**Requirement:** The lines that make up this material should each be returned exactly.

*** Records to process Section Begins ***

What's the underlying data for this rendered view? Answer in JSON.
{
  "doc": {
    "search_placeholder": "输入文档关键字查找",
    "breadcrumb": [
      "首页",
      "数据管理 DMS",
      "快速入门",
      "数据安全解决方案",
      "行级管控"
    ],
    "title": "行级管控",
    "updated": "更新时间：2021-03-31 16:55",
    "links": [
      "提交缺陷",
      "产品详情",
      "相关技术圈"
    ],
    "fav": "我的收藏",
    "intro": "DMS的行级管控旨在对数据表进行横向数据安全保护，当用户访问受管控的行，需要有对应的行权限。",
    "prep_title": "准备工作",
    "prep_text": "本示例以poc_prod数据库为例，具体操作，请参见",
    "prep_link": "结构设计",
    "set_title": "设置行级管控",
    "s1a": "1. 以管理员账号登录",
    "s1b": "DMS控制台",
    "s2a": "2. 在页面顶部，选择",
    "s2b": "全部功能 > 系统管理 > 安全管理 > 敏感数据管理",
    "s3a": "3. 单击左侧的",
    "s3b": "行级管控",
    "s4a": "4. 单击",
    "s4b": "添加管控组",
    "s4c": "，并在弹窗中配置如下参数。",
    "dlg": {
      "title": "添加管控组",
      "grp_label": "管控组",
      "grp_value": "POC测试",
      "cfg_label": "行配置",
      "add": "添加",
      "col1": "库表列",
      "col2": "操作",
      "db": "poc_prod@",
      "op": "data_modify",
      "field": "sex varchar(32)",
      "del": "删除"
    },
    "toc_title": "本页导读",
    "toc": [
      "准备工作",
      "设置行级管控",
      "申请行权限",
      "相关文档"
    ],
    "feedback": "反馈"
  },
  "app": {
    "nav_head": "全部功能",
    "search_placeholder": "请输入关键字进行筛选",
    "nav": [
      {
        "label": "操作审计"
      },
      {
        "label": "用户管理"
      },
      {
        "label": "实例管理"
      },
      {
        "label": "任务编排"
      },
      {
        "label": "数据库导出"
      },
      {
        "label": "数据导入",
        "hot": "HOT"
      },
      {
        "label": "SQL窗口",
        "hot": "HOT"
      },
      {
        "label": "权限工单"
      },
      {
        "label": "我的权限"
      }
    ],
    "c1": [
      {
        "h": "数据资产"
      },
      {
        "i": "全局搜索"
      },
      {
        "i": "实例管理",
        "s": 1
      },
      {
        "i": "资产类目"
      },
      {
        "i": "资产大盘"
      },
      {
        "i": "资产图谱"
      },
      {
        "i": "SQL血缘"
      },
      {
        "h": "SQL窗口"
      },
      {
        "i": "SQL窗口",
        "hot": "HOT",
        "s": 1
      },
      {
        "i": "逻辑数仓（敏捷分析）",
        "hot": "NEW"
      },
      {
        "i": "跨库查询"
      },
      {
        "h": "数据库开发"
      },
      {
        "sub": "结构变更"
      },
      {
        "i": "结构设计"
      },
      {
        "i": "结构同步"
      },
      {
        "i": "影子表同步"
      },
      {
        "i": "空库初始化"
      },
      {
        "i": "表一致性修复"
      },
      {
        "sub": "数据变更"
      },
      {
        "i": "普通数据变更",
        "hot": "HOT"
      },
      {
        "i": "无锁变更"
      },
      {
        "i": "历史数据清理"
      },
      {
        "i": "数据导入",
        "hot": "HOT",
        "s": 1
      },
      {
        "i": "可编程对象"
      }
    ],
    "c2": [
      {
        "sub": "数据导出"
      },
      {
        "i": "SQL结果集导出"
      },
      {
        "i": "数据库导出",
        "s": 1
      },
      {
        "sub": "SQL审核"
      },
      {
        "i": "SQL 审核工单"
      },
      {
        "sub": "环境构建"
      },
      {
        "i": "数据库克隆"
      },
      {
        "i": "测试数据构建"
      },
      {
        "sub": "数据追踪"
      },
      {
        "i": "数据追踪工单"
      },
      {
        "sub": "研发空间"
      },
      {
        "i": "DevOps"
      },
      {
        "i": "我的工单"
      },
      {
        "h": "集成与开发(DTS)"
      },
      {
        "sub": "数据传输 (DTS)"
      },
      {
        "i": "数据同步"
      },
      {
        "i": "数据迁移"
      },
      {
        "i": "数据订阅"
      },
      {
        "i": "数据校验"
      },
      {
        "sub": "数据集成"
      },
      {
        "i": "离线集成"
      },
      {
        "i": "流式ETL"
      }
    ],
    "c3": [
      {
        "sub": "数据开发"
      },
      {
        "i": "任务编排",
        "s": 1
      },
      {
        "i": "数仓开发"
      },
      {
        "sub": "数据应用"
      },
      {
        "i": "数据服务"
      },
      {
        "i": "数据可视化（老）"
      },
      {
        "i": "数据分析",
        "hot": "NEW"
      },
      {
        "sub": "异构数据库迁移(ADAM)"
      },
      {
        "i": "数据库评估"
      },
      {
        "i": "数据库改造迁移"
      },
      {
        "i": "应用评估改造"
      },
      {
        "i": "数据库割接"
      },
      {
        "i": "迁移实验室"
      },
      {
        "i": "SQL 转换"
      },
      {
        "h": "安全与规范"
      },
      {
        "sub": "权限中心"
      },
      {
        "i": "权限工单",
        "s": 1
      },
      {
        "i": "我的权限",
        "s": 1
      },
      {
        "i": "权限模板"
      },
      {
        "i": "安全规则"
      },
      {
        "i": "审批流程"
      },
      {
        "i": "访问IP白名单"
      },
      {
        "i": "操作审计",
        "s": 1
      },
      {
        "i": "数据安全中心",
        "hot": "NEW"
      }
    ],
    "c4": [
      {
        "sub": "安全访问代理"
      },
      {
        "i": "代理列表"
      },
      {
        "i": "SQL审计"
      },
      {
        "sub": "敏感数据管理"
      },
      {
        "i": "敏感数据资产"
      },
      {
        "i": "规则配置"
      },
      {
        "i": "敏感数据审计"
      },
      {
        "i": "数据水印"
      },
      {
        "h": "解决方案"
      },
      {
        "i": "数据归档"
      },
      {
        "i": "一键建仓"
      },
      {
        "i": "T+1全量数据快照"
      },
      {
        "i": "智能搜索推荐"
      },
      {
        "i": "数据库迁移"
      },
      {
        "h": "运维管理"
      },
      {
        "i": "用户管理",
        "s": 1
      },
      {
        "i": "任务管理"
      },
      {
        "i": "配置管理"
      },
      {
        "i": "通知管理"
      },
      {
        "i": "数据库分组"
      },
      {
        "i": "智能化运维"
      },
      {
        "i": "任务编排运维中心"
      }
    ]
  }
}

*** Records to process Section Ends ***

**Result below:**
What's the underlying data for this rendered view? Answer in JSON.
{
  "doc": {
    "search_placeholder": "输入文档关键字查找",
    "breadcrumb": [
      "首页",
      "数据管理 DMS",
      "快速入门",
      "数据安全解决方案",
      "行级管控"
    ],
    "title": "行级管控",
    "updated": "更新时间：2021-03-31 16:55",
    "links": [
      "提交缺陷",
      "产品详情",
      "相关技术圈"
    ],
    "fav": "我的收藏",
    "intro": "DMS的行级管控旨在对数据表进行横向数据安全保护，当用户访问受管控的行，需要有对应的行权限。",
    "prep_title": "准备工作",
    "prep_text": "本示例以poc_prod数据库为例，具体操作，请参见",
    "prep_link": "结构设计",
    "set_title": "设置行级管控",
    "s1a": "1. 以管理员账号登录",
    "s1b": "DMS控制台",
    "s2a": "2. 在页面顶部，选择",
    "s2b": "全部功能 > 系统管理 > 安全管理 > 敏感数据管理",
    "s3a": "3. 单击左侧的",
    "s3b": "行级管控",
    "s4a": "4. 单击",
    "s4b": "添加管控组",
    "s4c": "，并在弹窗中配置如下参数。",
    "dlg": {
      "title": "添加管控组",
      "grp_label": "管控组",
      "grp_value": "POC测试",
      "cfg_label": "行配置",
      "add": "添加",
      "col1": "库表列",
      "col2": "操作",
      "db": "poc_prod@",
      "op": "data_modify",
      "field": "sex varchar(32)",
      "del": "删除"
    },
    "toc_title": "本页导读",
    "toc": [
      "准备工作",
      "设置行级管控",
      "申请行权限",
      "相关文档"
    ],
    "feedback": "反馈"
  },
  "app": {
    "nav_head": "全部功能",
    "search_placeholder": "请输入关键字进行筛选",
    "nav": [
      {
        "label": "操作审计"
      },
      {
        "label": "用户管理"
      },
      {
        "label": "实例管理"
      },
      {
        "label": "任务编排"
      },
      {
        "label": "数据库导出"
      },
      {
        "label": "数据导入",
        "hot": "HOT"
      },
      {
        "label": "SQL窗口",
        "hot": "HOT"
      },
      {
        "label": "权限工单"
      },
      {
        "label": "我的权限"
      }
    ],
    "c1": [
      {
        "h": "数据资产"
      },
      {
        "i": "全局搜索"
      },
      {
        "i": "实例管理",
        "s": 1
      },
      {
        "i": "资产类目"
      },
      {
        "i": "资产大盘"
      },
      {
        "i": "资产图谱"
      },
      {
        "i": "SQL血缘"
      },
      {
        "h": "SQL窗口"
      },
      {
        "i": "SQL窗口",
        "hot": "HOT",
        "s": 1
      },
      {
        "i": "逻辑数仓（敏捷分析）",
        "hot": "NEW"
      },
      {
        "i": "跨库查询"
      },
      {
        "h": "数据库开发"
      },
      {
        "sub": "结构变更"
      },
      {
        "i": "结构设计"
      },
      {
        "i": "结构同步"
      },
      {
        "i": "影子表同步"
      },
      {
        "i": "空库初始化"
      },
      {
        "i": "表一致性修复"
      },
      {
        "sub": "数据变更"
      },
      {
        "i": "普通数据变更",
        "hot": "HOT"
      },
      {
        "i": "无锁变更"
      },
      {
        "i": "历史数据清理"
      },
      {
        "i": "数据导入",
        "hot": "HOT",
        "s": 1
      },
      {
        "i": "可编程对象"
      }
    ],
    "c2": [
      {
        "sub": "数据导出"
      },
      {
        "i": "SQL结果集导出"
      },
      {
        "i": "数据库导出",
        "s": 1
      },
      {
        "sub": "SQL审核"
      },
      {
        "i": "SQL 审核工单"
      },
      {
        "sub": "环境构建"
      },
      {
        "i": "数据库克隆"
      },
      {
        "i": "测试数据构建"
      },
      {
        "sub": "数据追踪"
      },
      {
        "i": "数据追踪工单"
      },
      {
        "sub": "研发空间"
      },
      {
        "i": "DevOps"
      },
      {
        "i": "我的工单"
      },
      {
        "h": "集成与开发(DTS)"
      },
      {
        "sub": "数据传输 (DTS)"
      },
      {
        "i": "数据同步"
      },
      {
        "i": "数据迁移"
      },
      {
        "i": "数据订阅"
      },
      {
        "i": "数据校验"
      },
      {
        "sub": "数据集成"
      },
      {
        "i": "离线集成"
      },
      {
        "i": "流式ETL"
      }
    ],
    "c3": [
      {
        "sub": "数据开发"
      },
      {
        "i": "任务编排",
        "s": 1
      },
      {
        "i": "数仓开发"
      },
      {
        "sub": "数据应用"
      },
      {
        "i": "数据服务"
      },
      {
        "i": "数据可视化（老）"
      },
      {
        "i": "数据分析",
        "hot": "NEW"
      },
      {
        "sub": "异构数据库迁移(ADAM)"
      },
      {
        "i": "数据库评估"
      },
      {
        "i": "数据库改造迁移"
      },
      {
        "i": "应用评估改造"
      },
      {
        "i": "数据库割接"
      },
      {
        "i": "迁移实验室"
      },
      {
        "i": "SQL 转换"
      },
      {
        "h": "安全与规范"
      },
      {
        "sub": "权限中心"
      },
      {
        "i": "权限工单",
        "s": 1
      },
      {
        "i": "我的权限",
        "s": 1
      },
      {
        "i": "权限模板"
      },
      {
        "i": "安全规则"
      },
      {
        "i": "审批流程"
      },
      {
        "i": "访问IP白名单"
      },
      {
        "i": "操作审计",
        "s": 1
      },
      {
        "i": "数据安全中心",
        "hot": "NEW"
      }
    ],
    "c4": [
      {
        "sub": "安全访问代理"
      },
      {
        "i": "代理列表"
      },
      {
        "i": "SQL审计"
      },
      {
        "sub": "敏感数据管理"
      },
      {
        "i": "敏感数据资产"
      },
      {
        "i": "规则配置"
      },
      {
        "i": "敏感数据审计"
      },
      {
        "i": "数据水印"
      },
      {
        "h": "解决方案"
      },
      {
        "i": "数据归档"
      },
      {
        "i": "一键建仓"
      },
      {
        "i": "T+1全量数据快照"
      },
      {
        "i": "智能搜索推荐"
      },
      {
        "i": "数据库迁移"
      },
      {
        "h": "运维管理"
      },
      {
        "i": "用户管理",
        "s": 1
      },
      {
        "i": "任务管理"
      },
      {
        "i": "配置管理"
      },
      {
        "i": "通知管理"
      },
      {
        "i": "数据库分组"
      },
      {
        "i": "智能化运维"
      },
      {
        "i": "任务编排运维中心"
      }
    ]
  }
}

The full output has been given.